**What needs to be done**
Exactly how many lines of the data below include the string "genesis"? State the number and nothing more.

Interface dataset entries:
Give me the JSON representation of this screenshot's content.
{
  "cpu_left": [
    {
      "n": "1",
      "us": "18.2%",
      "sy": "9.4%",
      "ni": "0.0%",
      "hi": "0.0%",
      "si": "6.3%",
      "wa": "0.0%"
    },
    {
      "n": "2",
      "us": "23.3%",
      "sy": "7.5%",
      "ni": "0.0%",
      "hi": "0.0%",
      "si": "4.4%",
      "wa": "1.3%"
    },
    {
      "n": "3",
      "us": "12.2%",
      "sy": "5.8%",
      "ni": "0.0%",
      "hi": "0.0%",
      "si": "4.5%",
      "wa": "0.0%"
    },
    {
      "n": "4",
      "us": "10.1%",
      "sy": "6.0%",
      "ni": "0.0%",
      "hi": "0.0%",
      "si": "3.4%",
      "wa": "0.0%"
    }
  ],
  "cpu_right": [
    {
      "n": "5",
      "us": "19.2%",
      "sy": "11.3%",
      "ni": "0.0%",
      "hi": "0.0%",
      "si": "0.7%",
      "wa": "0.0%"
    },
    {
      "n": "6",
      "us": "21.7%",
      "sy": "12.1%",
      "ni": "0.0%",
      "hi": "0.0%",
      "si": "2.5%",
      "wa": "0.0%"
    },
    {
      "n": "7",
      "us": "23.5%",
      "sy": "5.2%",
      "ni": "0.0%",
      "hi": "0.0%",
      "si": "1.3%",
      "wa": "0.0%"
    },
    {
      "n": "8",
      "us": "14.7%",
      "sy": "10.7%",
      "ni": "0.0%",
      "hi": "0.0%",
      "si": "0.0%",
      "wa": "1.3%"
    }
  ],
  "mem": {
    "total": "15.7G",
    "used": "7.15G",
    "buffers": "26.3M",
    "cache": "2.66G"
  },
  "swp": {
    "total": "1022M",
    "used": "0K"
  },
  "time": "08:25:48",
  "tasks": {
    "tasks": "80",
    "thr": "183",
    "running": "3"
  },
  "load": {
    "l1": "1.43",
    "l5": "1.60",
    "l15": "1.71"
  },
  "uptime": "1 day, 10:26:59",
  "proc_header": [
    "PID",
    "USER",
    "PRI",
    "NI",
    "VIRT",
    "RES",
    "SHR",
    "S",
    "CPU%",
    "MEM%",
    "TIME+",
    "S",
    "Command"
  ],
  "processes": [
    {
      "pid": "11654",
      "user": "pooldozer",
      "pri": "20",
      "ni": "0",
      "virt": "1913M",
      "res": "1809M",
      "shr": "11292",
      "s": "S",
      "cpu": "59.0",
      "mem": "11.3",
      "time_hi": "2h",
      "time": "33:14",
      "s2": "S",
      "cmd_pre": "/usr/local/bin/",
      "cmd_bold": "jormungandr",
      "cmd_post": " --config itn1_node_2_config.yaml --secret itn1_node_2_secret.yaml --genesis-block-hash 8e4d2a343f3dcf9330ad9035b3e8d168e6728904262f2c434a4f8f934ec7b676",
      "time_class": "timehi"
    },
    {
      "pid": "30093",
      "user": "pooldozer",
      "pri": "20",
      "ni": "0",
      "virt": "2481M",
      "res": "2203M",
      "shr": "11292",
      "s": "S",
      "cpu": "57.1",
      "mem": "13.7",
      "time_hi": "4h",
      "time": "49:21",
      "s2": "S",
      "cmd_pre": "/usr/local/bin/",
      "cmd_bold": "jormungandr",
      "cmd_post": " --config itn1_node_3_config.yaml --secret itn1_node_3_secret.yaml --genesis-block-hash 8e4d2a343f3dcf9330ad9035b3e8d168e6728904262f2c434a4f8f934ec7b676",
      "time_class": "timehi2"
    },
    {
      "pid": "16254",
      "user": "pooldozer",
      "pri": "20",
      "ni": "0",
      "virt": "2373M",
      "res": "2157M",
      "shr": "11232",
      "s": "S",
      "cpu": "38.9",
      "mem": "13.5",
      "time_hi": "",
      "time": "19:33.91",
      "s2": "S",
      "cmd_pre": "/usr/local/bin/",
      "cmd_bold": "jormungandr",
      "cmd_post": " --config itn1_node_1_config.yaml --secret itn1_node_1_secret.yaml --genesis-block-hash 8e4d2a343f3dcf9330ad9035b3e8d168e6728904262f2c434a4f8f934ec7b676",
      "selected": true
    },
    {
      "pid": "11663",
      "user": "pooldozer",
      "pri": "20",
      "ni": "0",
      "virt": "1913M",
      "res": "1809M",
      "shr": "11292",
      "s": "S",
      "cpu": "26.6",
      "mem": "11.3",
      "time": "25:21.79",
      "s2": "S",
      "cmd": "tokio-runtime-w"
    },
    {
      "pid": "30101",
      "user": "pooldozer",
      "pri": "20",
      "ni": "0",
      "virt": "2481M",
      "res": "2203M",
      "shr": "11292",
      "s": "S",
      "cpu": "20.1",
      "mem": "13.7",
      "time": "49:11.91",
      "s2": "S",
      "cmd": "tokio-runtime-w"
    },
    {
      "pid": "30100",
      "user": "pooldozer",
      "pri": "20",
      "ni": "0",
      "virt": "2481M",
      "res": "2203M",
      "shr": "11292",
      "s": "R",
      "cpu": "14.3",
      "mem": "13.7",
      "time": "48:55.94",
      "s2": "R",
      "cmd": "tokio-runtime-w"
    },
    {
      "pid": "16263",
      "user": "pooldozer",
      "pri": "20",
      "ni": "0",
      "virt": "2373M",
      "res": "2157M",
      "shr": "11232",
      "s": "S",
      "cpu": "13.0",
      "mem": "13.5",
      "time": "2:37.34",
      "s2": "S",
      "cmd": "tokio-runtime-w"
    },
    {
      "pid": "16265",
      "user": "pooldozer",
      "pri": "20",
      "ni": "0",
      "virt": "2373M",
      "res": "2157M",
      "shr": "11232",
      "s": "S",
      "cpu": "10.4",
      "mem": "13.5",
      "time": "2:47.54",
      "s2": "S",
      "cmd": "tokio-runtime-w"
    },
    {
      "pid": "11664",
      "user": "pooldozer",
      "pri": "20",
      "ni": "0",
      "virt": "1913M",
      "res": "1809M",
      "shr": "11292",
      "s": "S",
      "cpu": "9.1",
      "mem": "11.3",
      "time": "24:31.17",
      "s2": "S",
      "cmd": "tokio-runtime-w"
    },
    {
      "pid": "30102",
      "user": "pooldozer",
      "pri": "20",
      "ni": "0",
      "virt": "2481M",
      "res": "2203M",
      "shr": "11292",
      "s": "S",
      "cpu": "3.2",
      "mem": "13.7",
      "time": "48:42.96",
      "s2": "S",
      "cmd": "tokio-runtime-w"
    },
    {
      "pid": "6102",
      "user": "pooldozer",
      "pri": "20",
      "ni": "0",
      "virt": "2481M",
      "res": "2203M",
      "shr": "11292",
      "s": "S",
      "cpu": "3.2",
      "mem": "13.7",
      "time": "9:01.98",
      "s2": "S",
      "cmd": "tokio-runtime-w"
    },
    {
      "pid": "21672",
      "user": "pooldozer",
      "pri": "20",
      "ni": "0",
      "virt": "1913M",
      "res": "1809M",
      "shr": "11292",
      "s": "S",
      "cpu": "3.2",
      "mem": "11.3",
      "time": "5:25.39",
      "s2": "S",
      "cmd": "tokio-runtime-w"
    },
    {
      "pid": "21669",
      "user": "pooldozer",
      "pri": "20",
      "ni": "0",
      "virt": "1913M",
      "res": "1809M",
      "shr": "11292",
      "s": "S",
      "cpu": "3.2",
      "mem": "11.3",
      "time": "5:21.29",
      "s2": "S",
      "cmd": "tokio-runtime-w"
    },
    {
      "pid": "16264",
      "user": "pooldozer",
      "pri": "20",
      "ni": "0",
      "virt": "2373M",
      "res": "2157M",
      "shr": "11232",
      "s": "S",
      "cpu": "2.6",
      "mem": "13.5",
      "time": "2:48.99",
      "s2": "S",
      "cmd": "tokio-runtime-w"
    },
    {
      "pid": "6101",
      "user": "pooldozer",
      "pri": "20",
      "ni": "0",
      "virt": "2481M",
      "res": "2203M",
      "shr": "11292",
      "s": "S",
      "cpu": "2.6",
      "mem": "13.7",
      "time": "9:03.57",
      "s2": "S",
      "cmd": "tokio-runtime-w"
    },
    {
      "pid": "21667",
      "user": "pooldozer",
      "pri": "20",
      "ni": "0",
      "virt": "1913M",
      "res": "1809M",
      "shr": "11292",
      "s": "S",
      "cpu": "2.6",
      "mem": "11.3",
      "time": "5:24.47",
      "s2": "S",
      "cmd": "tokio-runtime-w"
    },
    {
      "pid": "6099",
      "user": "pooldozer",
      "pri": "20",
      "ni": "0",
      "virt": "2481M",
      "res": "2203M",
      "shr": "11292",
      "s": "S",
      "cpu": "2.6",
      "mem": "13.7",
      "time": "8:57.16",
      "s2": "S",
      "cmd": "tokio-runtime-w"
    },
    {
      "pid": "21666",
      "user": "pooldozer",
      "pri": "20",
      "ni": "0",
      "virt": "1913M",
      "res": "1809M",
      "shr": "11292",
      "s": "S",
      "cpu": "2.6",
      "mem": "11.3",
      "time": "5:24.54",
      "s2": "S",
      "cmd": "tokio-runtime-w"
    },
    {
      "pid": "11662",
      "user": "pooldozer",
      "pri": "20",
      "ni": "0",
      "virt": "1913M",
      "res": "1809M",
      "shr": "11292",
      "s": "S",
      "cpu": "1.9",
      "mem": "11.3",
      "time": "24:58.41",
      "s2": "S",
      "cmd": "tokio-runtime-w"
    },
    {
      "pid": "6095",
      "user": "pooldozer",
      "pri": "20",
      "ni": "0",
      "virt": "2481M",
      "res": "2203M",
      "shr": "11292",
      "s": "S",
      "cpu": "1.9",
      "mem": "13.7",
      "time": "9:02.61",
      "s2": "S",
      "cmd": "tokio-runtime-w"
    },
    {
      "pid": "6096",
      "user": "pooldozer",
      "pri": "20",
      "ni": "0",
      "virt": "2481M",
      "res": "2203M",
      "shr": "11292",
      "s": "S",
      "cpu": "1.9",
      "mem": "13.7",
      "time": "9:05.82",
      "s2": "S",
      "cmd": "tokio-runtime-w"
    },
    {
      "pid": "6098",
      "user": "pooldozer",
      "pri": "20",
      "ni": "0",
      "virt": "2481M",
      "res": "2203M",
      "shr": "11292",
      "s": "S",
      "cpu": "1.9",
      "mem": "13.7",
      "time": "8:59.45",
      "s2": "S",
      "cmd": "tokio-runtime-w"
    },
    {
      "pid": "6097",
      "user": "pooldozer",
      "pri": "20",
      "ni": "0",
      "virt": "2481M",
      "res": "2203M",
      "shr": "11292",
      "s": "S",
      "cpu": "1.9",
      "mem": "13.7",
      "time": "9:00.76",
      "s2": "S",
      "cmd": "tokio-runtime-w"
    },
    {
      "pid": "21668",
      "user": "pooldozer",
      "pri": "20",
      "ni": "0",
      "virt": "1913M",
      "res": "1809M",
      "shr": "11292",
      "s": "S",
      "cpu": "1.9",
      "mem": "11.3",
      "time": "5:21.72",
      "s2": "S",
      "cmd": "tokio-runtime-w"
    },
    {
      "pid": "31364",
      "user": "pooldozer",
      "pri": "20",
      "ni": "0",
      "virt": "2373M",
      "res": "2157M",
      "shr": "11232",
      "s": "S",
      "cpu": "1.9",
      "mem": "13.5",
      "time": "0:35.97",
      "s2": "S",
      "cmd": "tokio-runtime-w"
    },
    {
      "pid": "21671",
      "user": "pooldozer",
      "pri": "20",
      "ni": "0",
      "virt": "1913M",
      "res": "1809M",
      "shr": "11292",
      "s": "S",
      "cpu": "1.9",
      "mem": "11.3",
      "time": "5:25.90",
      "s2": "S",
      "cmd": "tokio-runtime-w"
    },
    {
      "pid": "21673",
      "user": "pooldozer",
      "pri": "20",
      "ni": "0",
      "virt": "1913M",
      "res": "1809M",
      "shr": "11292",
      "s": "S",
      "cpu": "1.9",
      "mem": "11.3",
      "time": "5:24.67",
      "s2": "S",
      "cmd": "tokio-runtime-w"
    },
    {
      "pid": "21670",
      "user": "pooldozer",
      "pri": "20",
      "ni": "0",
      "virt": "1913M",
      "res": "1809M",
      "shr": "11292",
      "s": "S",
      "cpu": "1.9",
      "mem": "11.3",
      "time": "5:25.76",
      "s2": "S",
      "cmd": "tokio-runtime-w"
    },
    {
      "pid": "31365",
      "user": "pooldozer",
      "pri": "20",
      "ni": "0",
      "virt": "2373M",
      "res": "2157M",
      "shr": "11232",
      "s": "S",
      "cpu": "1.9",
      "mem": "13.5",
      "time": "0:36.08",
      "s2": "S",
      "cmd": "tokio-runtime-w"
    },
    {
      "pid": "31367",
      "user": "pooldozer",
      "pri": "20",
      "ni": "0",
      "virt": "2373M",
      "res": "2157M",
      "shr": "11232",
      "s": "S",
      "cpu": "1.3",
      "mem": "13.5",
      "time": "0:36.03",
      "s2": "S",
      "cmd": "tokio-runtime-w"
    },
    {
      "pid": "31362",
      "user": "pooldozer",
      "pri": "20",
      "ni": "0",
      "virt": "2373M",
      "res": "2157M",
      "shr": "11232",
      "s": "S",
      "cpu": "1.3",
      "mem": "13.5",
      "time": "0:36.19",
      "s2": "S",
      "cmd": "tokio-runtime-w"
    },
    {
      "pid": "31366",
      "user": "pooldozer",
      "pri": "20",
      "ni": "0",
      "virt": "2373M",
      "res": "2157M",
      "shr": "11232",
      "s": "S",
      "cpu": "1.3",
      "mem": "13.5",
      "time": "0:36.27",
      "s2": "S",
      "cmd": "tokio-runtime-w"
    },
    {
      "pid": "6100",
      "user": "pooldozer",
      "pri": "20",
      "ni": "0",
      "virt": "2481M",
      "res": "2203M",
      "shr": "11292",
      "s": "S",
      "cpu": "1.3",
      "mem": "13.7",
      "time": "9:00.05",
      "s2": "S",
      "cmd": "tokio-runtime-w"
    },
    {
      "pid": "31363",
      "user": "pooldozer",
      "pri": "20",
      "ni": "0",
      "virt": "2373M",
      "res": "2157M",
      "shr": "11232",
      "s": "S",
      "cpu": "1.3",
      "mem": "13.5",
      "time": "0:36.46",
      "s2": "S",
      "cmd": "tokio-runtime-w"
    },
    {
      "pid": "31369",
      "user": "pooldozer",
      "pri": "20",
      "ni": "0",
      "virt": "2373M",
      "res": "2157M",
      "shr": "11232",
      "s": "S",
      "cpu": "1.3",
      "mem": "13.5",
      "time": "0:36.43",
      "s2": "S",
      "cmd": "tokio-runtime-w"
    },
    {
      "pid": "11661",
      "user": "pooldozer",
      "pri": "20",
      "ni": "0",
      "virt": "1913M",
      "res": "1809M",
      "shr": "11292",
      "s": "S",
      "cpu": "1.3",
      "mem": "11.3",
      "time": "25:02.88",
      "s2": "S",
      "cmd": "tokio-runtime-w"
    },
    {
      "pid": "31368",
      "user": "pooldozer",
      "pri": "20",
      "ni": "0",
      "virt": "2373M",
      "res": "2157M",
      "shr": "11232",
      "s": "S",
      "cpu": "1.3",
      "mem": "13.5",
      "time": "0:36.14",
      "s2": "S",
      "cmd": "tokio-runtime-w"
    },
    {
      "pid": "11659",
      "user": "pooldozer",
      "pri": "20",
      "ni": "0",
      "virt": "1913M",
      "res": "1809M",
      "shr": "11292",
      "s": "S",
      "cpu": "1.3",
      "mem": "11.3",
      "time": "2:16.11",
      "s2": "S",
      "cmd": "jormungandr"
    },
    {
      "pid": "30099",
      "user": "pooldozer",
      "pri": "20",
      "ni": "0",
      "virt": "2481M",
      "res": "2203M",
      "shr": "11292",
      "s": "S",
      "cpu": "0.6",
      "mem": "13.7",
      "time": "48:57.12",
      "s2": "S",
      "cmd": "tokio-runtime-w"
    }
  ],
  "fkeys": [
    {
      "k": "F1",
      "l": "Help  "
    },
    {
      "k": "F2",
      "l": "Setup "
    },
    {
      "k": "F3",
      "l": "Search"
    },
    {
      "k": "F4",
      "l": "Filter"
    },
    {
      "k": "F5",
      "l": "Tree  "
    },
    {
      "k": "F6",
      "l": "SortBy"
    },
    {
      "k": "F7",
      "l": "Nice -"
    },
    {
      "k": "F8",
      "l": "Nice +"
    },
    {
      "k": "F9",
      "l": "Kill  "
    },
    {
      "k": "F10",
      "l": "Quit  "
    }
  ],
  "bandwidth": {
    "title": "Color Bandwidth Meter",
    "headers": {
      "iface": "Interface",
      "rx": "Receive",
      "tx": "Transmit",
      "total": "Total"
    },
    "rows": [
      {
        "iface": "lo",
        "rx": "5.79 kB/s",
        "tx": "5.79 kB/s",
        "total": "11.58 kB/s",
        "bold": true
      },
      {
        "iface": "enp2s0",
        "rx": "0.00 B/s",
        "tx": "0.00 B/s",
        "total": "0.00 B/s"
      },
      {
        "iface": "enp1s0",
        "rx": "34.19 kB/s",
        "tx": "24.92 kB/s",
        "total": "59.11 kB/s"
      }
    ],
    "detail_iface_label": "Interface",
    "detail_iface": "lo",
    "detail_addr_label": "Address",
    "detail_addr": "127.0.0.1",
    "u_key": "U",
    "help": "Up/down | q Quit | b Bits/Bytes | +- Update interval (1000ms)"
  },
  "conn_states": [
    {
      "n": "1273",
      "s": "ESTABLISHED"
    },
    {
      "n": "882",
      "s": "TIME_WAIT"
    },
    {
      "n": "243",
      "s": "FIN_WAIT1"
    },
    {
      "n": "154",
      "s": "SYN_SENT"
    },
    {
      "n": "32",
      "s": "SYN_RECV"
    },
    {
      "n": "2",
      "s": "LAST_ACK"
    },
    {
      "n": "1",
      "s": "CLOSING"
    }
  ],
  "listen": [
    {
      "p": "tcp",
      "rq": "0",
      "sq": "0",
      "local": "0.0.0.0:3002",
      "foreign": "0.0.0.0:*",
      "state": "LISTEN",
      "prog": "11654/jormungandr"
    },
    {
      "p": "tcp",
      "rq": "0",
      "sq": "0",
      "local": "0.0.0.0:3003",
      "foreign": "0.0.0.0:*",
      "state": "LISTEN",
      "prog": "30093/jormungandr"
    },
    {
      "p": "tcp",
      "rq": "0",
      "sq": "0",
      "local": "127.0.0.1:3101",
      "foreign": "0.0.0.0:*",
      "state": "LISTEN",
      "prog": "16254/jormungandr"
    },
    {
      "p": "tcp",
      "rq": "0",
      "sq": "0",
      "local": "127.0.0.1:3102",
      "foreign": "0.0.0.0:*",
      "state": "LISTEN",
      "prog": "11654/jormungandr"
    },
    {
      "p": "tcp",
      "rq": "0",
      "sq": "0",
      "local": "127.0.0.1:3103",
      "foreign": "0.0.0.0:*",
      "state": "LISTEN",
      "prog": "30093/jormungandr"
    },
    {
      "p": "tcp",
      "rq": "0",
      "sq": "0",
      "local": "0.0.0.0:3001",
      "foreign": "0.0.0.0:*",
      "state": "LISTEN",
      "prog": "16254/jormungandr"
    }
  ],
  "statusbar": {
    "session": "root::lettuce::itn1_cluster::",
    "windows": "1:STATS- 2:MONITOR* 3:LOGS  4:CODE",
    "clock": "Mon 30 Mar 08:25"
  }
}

**Response**
3